“The effort put into propelling yourself along the river is so worth the astounding views. The surroundings are truly breathtaking – we paddled past the ancient Lascaux caves and fairy-tale villages balanced on the edges of cliffs. There are also many points along the river where it’s possible to pull in for a break, a bite to eat, or a spot of sunbathing.”
KAYAK HIRE FROM RIVIÈRES DE FRANCE STARTS FROM €19 FOR A SINGLE KAYAK. WWW.CANOE-KAYAK-DORDOGNE.COM
In Stockholm, hip, adventurous urbanites use kayaks like the Romans use scooters – to get around the city, which is comprised of 14 islands. Simply rent from locations near Ulvsundasjön Lake and the Djurgård and Karlbergskanal canals and paddle through the national parks to your next espresso.
Kafé Kajak, on Smedsuddsvägen, is a café offering kayak rental as well as the usual coffee and cake. Before or after your paddle you can relax and snack indoors or on the wood- decked terrace of this historic building. Kayak hire costs about SEK180 (€20) for two hours.
Paddle past city hall on the calm Långholmskanalen canal, or along the wooded bays of Lake Mälaren, taking a dip when the urge or temperature moves you. Advance reservations are required from May to September, when kayaks are in hot demand. It’s an ideal way to see the sights, in a city known for its green transport options.
23 SMEDSUDDSVÄGEN, WWW.KAFEKAJAK.SE. FOR MORE IDEAS, VISIT WWW.VISITSTOCKHOLM.COM/EN/TO-DO/TIPS/PADDLING-IN-STOCKHOLM
Once you’ve taken some stunning autumnal snaps in the Vigeland Sculpture Park it could be time to get active with a tour of the Oslofjord islands. Arrive by kayak, then go for a hike. Gressholmen is otherwise known as “Bunny Island”, and this silent sport may be the best way of observing the rabbits without disturbing them. On Langøyene you can camp next to a sandy beach, with excellent facilities. Kayaking feels like the least intrusive way to travel and, what’s more, looking back at Oslo offers a rare perspective. You’ll need all the encouragement to leave the islands and head back.

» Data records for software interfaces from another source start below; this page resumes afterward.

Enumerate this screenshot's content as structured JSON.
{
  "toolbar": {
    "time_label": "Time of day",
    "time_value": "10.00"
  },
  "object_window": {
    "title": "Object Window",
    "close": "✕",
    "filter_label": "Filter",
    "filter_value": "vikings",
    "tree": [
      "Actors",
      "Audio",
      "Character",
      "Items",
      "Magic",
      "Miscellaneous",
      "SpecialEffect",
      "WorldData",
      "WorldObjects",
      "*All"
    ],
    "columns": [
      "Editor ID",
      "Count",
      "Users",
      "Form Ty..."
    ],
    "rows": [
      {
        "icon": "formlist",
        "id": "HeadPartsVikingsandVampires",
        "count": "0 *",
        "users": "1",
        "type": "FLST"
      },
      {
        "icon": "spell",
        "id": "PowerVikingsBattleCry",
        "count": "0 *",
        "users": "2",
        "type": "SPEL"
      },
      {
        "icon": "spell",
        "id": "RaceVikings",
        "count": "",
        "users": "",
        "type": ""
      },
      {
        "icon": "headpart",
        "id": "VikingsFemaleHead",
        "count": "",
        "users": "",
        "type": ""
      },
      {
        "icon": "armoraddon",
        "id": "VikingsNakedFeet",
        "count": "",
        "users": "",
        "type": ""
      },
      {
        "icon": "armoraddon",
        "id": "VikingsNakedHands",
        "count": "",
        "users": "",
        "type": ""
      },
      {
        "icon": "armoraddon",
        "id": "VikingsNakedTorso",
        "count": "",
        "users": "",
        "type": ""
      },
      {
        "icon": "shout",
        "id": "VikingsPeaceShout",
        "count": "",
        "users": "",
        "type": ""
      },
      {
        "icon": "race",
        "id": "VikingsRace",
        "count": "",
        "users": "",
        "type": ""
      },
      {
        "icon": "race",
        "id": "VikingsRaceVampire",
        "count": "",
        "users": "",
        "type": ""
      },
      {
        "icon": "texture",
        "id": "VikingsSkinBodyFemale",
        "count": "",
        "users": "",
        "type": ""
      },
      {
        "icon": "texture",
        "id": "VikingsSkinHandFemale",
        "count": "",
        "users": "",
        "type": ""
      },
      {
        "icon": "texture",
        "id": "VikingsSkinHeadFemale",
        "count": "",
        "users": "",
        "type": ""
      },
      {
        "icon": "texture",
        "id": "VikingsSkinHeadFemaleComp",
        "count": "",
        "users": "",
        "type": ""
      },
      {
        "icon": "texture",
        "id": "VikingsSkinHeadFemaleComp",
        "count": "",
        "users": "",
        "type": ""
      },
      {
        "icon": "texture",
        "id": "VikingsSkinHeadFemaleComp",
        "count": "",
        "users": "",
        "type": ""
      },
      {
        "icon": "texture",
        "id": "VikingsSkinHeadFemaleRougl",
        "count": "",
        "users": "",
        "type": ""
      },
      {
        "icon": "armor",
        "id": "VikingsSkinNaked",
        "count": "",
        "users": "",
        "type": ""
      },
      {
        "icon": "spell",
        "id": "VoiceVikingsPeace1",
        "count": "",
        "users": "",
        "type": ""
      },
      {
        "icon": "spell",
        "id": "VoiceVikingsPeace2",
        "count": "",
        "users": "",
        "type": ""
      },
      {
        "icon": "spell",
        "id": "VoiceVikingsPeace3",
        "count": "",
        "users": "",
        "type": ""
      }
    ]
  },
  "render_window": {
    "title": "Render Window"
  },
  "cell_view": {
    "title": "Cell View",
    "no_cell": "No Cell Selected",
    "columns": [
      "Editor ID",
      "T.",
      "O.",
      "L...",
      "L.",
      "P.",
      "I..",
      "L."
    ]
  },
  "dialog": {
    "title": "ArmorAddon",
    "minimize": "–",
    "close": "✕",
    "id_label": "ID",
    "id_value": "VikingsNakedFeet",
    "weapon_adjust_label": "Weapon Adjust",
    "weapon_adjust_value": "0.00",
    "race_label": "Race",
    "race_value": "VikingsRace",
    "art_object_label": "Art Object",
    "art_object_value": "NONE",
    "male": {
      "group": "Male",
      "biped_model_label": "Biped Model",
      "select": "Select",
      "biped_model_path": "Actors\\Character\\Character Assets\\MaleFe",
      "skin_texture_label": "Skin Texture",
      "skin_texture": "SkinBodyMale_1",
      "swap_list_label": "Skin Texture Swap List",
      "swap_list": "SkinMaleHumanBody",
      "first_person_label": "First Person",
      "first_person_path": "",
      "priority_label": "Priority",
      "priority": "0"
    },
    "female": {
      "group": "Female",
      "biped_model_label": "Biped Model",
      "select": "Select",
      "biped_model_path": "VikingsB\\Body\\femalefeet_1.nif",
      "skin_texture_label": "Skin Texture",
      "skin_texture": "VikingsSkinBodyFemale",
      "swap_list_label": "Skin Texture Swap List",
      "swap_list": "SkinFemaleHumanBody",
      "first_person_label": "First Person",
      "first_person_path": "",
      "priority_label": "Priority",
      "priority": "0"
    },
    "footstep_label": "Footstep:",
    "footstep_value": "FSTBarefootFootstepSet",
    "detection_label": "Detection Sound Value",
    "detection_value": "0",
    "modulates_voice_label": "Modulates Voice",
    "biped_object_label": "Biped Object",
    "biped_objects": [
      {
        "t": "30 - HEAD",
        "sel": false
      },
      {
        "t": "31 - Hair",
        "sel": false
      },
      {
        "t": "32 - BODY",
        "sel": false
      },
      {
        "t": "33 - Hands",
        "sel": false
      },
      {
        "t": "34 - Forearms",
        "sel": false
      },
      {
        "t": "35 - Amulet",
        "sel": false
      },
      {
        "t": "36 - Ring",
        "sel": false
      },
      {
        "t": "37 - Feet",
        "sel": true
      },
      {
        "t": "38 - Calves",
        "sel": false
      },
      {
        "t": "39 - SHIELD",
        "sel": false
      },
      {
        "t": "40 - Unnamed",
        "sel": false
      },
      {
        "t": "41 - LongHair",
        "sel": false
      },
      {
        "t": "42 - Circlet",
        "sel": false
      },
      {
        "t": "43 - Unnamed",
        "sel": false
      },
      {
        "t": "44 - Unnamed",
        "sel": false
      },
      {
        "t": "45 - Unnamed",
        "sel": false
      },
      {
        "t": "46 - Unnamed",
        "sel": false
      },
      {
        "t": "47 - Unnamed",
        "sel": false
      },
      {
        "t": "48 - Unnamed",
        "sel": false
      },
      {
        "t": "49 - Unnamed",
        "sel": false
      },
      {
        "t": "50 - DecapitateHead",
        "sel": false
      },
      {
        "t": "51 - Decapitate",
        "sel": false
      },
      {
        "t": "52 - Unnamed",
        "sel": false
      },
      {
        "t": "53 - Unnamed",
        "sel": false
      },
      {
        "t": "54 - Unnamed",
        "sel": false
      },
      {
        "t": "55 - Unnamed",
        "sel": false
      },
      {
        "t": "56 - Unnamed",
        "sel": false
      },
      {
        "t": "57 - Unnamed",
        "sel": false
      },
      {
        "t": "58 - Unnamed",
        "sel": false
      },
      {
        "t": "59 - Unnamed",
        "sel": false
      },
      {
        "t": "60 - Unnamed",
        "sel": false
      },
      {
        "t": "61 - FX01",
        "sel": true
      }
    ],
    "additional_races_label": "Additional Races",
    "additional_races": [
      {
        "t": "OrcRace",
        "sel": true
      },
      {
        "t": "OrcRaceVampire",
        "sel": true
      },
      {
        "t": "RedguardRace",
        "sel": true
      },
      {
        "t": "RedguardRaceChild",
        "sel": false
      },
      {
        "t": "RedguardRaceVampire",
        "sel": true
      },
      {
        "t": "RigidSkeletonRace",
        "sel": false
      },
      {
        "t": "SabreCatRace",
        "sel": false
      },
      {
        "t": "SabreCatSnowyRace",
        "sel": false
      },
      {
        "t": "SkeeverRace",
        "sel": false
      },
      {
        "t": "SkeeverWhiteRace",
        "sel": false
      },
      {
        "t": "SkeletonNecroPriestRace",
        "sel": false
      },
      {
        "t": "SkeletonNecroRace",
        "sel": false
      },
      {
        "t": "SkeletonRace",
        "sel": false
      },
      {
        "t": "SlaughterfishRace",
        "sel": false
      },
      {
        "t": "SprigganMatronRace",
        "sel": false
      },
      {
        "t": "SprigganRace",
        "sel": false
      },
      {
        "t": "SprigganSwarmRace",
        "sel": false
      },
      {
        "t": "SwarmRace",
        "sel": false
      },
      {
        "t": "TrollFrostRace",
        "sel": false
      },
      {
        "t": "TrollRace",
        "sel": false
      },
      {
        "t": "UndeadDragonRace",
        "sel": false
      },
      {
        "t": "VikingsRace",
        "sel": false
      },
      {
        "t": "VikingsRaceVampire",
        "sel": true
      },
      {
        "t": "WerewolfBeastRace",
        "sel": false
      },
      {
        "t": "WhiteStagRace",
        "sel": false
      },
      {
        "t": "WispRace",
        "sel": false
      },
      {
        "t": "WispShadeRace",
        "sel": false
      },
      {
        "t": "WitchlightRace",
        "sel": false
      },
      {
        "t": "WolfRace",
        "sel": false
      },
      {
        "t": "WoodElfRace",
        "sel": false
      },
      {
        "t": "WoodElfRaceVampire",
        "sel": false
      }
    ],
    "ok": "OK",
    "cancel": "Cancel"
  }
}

Reward your efforts with a tasting menu at F12 (www.f12.se), which has seen a long line of award-winning chefs. Housed within the Royal Swedish Academy of Fine Arts, its modern art and inventive cuisine make it a must-visit.
EMAIL POST@OSLOFJORDKAJAKK.NO, AND VISIT WWW.OSLOFJORDKAJAKK.NO AND WWW.VISITNORWAY.COM
For serious sea kayak lovers, Croatia’s Kornati National Park is a wonderland just a few oar strokes from Zadar. Awesome vertical cliffs – home to the Peregrine Falcon – rise up to 160m above sea level.
The island of Levrnaka is a beautiful base where you can camp under pine and olive trees and paddle out to the lush green surrounds for some hiking. The jewel in the crown is a huge salt lake called Mir (“Peace”), with pristine shallow waters.
If you’ve run out of puff but you still want to see the islands there are cruises leaving 9am and returning 5.30pm daily, where they will do all the hard work for you.
Polaris Yachting is among the tour companies here and offers a week of kayak touring and board from €580.
WWW.POLARIS-YACHTING.COM. ALSO CHECK OUT WWW.SEAKAYAK.HR